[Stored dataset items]
◇ ◇ ◇

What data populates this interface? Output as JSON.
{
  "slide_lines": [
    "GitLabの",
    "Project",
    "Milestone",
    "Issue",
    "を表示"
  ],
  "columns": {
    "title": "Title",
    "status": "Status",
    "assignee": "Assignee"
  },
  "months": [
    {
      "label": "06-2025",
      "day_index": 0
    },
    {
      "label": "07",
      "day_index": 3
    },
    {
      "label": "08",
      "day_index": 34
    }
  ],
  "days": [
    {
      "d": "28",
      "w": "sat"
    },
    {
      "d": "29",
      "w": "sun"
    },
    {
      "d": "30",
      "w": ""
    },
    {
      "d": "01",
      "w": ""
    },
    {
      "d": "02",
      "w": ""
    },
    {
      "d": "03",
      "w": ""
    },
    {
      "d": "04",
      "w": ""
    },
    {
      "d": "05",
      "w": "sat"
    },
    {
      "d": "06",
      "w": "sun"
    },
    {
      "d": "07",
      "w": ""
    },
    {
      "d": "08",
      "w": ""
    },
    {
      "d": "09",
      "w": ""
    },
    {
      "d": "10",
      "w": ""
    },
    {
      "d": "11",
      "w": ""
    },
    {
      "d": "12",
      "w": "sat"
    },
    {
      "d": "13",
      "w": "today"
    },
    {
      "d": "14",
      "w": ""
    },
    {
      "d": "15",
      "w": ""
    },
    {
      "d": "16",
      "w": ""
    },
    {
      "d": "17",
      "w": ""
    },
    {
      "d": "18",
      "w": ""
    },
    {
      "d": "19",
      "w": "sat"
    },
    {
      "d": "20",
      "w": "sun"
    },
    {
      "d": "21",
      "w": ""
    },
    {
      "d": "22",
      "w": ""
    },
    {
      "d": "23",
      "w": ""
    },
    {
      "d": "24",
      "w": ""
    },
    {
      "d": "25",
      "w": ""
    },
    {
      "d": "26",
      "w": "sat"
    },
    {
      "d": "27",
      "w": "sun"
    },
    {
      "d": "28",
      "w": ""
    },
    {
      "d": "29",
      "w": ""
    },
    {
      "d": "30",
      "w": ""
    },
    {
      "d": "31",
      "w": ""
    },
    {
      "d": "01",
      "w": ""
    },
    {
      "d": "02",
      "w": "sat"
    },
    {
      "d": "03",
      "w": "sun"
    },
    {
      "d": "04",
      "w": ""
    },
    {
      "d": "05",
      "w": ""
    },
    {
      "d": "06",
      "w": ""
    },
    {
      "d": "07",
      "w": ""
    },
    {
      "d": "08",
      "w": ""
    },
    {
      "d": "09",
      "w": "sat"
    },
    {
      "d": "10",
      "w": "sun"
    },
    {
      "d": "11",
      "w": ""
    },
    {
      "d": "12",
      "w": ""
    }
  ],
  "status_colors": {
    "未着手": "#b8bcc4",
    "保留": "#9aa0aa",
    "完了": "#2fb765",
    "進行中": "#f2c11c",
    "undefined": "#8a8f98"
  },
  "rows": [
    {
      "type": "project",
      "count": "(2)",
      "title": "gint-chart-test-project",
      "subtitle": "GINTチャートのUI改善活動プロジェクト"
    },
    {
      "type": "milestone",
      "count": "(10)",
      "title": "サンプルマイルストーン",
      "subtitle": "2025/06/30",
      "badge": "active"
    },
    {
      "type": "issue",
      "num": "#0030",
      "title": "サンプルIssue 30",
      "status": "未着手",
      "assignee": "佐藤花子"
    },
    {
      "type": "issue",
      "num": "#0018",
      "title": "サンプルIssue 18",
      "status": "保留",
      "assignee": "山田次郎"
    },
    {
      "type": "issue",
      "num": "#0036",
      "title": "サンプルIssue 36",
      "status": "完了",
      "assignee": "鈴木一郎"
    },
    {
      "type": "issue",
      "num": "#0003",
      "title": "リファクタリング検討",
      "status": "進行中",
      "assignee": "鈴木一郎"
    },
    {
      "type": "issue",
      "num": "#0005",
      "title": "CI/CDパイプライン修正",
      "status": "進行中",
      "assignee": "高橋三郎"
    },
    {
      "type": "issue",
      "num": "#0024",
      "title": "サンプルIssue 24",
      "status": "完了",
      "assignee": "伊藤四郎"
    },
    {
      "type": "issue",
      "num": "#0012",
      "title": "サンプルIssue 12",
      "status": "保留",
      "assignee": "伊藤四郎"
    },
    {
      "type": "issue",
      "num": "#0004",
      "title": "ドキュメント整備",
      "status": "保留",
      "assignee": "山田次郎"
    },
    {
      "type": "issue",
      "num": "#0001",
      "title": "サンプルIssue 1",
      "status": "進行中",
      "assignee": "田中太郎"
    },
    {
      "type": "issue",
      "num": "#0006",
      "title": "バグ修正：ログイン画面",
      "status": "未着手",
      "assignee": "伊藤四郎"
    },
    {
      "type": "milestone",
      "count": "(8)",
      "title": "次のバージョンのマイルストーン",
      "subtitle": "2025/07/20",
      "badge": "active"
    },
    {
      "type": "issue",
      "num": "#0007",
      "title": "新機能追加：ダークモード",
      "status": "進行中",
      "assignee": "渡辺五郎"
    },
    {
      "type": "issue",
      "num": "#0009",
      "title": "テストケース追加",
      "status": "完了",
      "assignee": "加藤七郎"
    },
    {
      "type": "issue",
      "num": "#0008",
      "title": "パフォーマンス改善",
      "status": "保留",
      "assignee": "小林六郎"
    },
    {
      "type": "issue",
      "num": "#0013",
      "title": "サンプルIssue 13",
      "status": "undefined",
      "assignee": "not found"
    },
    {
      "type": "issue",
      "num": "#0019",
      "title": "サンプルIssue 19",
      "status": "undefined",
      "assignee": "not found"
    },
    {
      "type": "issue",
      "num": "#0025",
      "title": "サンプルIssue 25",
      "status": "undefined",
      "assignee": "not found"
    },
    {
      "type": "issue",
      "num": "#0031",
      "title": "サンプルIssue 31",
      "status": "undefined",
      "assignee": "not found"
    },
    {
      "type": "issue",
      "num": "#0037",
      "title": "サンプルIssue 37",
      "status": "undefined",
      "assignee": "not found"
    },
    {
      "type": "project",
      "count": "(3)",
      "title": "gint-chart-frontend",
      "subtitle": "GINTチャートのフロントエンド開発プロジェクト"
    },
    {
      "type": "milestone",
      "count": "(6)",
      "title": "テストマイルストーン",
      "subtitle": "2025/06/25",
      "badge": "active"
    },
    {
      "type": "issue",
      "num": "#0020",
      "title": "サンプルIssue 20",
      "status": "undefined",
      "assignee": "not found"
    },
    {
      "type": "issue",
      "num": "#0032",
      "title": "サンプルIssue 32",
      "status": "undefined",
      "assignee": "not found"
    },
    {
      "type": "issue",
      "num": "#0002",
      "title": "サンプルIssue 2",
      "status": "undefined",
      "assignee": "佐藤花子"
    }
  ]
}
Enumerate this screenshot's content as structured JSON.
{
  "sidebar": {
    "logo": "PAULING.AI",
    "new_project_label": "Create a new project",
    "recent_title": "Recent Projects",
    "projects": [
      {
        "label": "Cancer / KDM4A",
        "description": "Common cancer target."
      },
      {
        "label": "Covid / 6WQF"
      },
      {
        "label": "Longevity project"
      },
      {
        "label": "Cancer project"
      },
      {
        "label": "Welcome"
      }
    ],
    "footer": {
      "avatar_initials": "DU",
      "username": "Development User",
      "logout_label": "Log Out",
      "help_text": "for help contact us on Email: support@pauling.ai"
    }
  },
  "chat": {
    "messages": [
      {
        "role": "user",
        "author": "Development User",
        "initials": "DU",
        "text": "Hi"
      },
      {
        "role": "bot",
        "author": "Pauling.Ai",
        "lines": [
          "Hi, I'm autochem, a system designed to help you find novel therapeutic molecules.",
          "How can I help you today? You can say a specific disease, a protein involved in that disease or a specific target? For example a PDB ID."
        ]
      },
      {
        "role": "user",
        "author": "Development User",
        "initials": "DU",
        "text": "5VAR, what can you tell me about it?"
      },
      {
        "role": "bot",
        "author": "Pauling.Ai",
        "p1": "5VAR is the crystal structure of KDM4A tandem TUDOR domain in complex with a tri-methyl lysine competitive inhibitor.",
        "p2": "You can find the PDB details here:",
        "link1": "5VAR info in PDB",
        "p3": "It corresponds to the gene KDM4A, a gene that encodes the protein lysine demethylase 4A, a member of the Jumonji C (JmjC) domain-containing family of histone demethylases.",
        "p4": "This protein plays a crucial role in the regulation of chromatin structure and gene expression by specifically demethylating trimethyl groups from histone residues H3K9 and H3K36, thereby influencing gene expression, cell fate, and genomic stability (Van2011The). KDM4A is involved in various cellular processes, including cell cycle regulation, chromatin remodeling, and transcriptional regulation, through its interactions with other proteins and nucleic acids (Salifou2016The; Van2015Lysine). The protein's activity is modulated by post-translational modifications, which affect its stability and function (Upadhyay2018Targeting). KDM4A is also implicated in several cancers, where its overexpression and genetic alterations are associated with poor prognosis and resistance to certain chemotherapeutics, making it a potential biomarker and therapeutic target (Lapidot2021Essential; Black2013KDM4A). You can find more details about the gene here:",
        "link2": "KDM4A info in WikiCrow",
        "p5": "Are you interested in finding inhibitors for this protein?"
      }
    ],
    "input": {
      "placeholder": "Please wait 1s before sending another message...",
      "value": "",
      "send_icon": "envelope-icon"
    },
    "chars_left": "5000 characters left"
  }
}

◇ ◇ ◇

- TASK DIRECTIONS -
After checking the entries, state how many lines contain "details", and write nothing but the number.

- RESPONSE AREA -
2